**ASSIGNMENT**
Below are some entries; reproduce them exactly and leave every picture out.

DATA TO EXAMINE Start Marker

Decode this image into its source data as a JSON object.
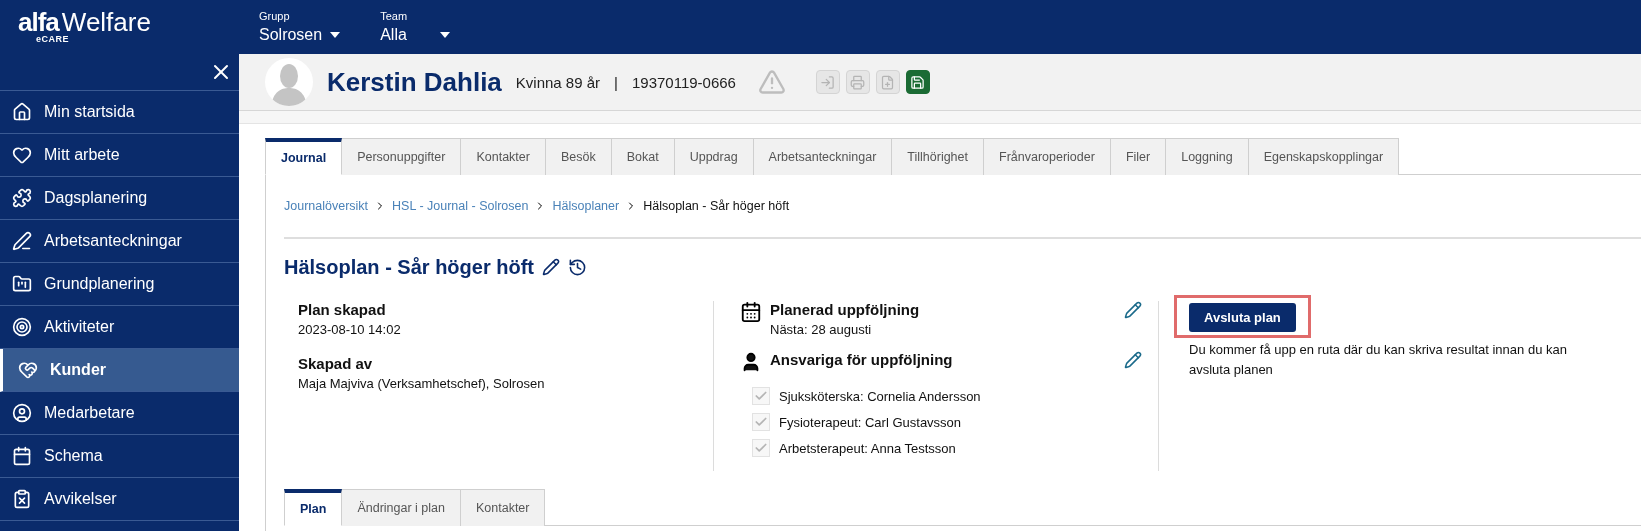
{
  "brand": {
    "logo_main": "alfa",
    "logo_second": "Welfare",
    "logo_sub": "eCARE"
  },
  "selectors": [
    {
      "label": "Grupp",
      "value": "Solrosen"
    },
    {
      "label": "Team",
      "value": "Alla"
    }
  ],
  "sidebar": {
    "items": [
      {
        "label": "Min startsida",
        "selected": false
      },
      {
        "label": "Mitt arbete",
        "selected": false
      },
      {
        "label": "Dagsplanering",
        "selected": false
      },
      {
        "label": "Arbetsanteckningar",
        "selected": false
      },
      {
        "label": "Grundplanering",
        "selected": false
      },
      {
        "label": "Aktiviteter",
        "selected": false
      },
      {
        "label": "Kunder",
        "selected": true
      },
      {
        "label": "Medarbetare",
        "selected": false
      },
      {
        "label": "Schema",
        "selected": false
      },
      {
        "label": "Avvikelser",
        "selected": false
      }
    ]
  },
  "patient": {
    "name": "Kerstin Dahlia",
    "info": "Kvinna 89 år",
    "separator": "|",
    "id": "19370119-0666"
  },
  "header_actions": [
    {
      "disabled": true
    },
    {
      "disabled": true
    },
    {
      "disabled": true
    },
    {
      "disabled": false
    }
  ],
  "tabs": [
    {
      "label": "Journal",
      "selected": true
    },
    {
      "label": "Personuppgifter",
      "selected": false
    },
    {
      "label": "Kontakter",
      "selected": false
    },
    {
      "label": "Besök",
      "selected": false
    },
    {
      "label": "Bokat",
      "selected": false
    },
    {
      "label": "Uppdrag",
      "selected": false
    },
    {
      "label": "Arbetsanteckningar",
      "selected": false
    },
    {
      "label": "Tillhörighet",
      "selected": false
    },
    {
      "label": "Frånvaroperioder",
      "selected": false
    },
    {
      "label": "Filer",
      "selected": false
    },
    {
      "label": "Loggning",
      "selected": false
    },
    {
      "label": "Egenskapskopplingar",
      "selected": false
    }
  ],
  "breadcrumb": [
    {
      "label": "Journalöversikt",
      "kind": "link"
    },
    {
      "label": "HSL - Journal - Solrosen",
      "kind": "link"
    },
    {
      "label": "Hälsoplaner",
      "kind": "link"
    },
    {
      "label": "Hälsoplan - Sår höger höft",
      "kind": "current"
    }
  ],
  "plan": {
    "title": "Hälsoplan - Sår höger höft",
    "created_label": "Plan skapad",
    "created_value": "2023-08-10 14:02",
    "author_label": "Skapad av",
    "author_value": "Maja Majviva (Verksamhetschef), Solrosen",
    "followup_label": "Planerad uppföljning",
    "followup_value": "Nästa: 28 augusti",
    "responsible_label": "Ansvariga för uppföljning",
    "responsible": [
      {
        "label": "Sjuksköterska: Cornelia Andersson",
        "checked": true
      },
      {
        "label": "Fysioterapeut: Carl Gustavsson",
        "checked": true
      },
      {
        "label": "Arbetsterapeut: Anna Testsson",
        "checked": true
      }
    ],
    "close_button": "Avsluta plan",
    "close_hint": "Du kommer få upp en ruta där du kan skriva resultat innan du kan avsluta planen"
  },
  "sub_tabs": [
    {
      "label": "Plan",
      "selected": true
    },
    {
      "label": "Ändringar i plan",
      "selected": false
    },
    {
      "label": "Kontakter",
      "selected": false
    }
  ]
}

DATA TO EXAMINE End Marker

**EXERCISE RESULT**
Decode this image into its source data as a JSON object.
{
  "brand": {
    "logo_main": "alfa",
    "logo_second": "Welfare",
    "logo_sub": "eCARE"
  },
  "selectors": [
    {
      "label": "Grupp",
      "value": "Solrosen"
    },
    {
      "label": "Team",
      "value": "Alla"
    }
  ],
  "sidebar": {
    "items": [
      {
        "label": "Min startsida",
        "selected": false
      },
      {
        "label": "Mitt arbete",
        "selected": false
      },
      {
        "label": "Dagsplanering",
        "selected": false
      },
      {
        "label": "Arbetsanteckningar",
        "selected": false
      },
      {
        "label": "Grundplanering",
        "selected": false
      },
      {
        "label": "Aktiviteter",
        "selected": false
      },
      {
        "label": "Kunder",
        "selected": true
      },
      {
        "label": "Medarbetare",
        "selected": false
      },
      {
        "label": "Schema",
        "selected": false
      },
      {
        "label": "Avvikelser",
        "selected": false
      }
    ]
  },
  "patient": {
    "name": "Kerstin Dahlia",
    "info": "Kvinna 89 år",
    "separator": "|",
    "id": "19370119-0666"
  },
  "header_actions": [
    {
      "disabled": true
    },
    {
      "disabled": true
    },
    {
      "disabled": true
    },
    {
      "disabled": false
    }
  ],
  "tabs": [
    {
      "label": "Journal",
      "selected": true
    },
    {
      "label": "Personuppgifter",
      "selected": false
    },
    {
      "label": "Kontakter",
      "selected": false
    },
    {
      "label": "Besök",
      "selected": false
    },
    {
      "label": "Bokat",
      "selected": false
    },
    {
      "label": "Uppdrag",
      "selected": false
    },
    {
      "label": "Arbetsanteckningar",
      "selected": false
    },
    {
      "label": "Tillhörighet",
      "selected": false
    },
    {
      "label": "Frånvaroperioder",
      "selected": false
    },
    {
      "label": "Filer",
      "selected": false
    },
    {
      "label": "Loggning",
      "selected": false
    },
    {
      "label": "Egenskapskopplingar",
      "selected": false
    }
  ],
  "breadcrumb": [
    {
      "label": "Journalöversikt",
      "kind": "link"
    },
    {
      "label": "HSL - Journal - Solrosen",
      "kind": "link"
    },
    {
      "label": "Hälsoplaner",
      "kind": "link"
    },
    {
      "label": "Hälsoplan - Sår höger höft",
      "kind": "current"
    }
  ],
  "plan": {
    "title": "Hälsoplan - Sår höger höft",
    "created_label": "Plan skapad",
    "created_value": "2023-08-10 14:02",
    "author_label": "Skapad av",
    "author_value": "Maja Majviva (Verksamhetschef), Solrosen",
    "followup_label": "Planerad uppföljning",
    "followup_value": "Nästa: 28 augusti",
    "responsible_label": "Ansvariga för uppföljning",
    "responsible": [
      {
        "label": "Sjuksköterska: Cornelia Andersson",
        "checked": true
      },
      {
        "label": "Fysioterapeut: Carl Gustavsson",
        "checked": true
      },
      {
        "label": "Arbetsterapeut: Anna Testsson",
        "checked": true
      }
    ],
    "close_button": "Avsluta plan",
    "close_hint": "Du kommer få upp en ruta där du kan skriva resultat innan du kan avsluta planen"
  },
  "sub_tabs": [
    {
      "label": "Plan",
      "selected": true
    },
    {
      "label": "Ändringar i plan",
      "selected": false
    },
    {
      "label": "Kontakter",
      "selected": false
    }
  ]
}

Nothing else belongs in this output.